Exact reproductions of all the entries, please, and no pictures.

(Collection entries)
○ ○ ○

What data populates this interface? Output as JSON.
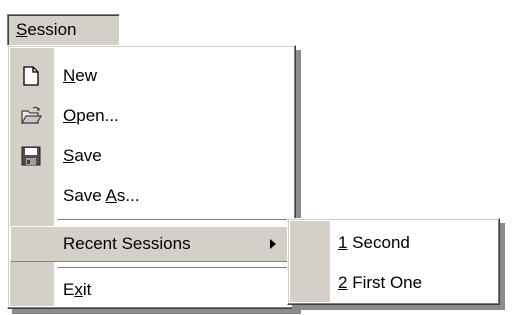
{
  "menubar": {
    "session_prefix": "S",
    "session_rest": "ession"
  },
  "menu": {
    "items": [
      {
        "name": "new",
        "icon": "new-document-icon",
        "underline": "N",
        "rest": "ew"
      },
      {
        "name": "open",
        "icon": "open-folder-icon",
        "underline": "O",
        "rest": "pen..."
      },
      {
        "name": "save",
        "icon": "floppy-disk-icon",
        "underline": "S",
        "rest": "ave"
      },
      {
        "name": "save-as",
        "before": "Save ",
        "underline": "A",
        "rest": "s..."
      },
      {
        "name": "recent-sessions",
        "label": "Recent Sessions",
        "has_submenu": true
      },
      {
        "name": "exit",
        "before": "E",
        "underline": "x",
        "rest": "it"
      }
    ]
  },
  "submenu": {
    "items": [
      {
        "underline": "1",
        "rest": " Second"
      },
      {
        "underline": "2",
        "rest": " First One"
      }
    ]
  },
  "colors": {
    "face": "#d4d0c8",
    "shadow": "#808080",
    "menu_bg": "#ffffff"
  }
}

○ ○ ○

▶ _WRITTEN REPLY_:
What data populates this interface? Output as JSON.
{
  "menubar": {
    "session_prefix": "S",
    "session_rest": "ession"
  },
  "menu": {
    "items": [
      {
        "name": "new",
        "icon": "new-document-icon",
        "underline": "N",
        "rest": "ew"
      },
      {
        "name": "open",
        "icon": "open-folder-icon",
        "underline": "O",
        "rest": "pen..."
      },
      {
        "name": "save",
        "icon": "floppy-disk-icon",
        "underline": "S",
        "rest": "ave"
      },
      {
        "name": "save-as",
        "before": "Save ",
        "underline": "A",
        "rest": "s..."
      },
      {
        "name": "recent-sessions",
        "label": "Recent Sessions",
        "has_submenu": true
      },
      {
        "name": "exit",
        "before": "E",
        "underline": "x",
        "rest": "it"
      }
    ]
  },
  "submenu": {
    "items": [
      {
        "underline": "1",
        "rest": " Second"
      },
      {
        "underline": "2",
        "rest": " First One"
      }
    ]
  },
  "colors": {
    "face": "#d4d0c8",
    "shadow": "#808080",
    "menu_bg": "#ffffff"
  }
}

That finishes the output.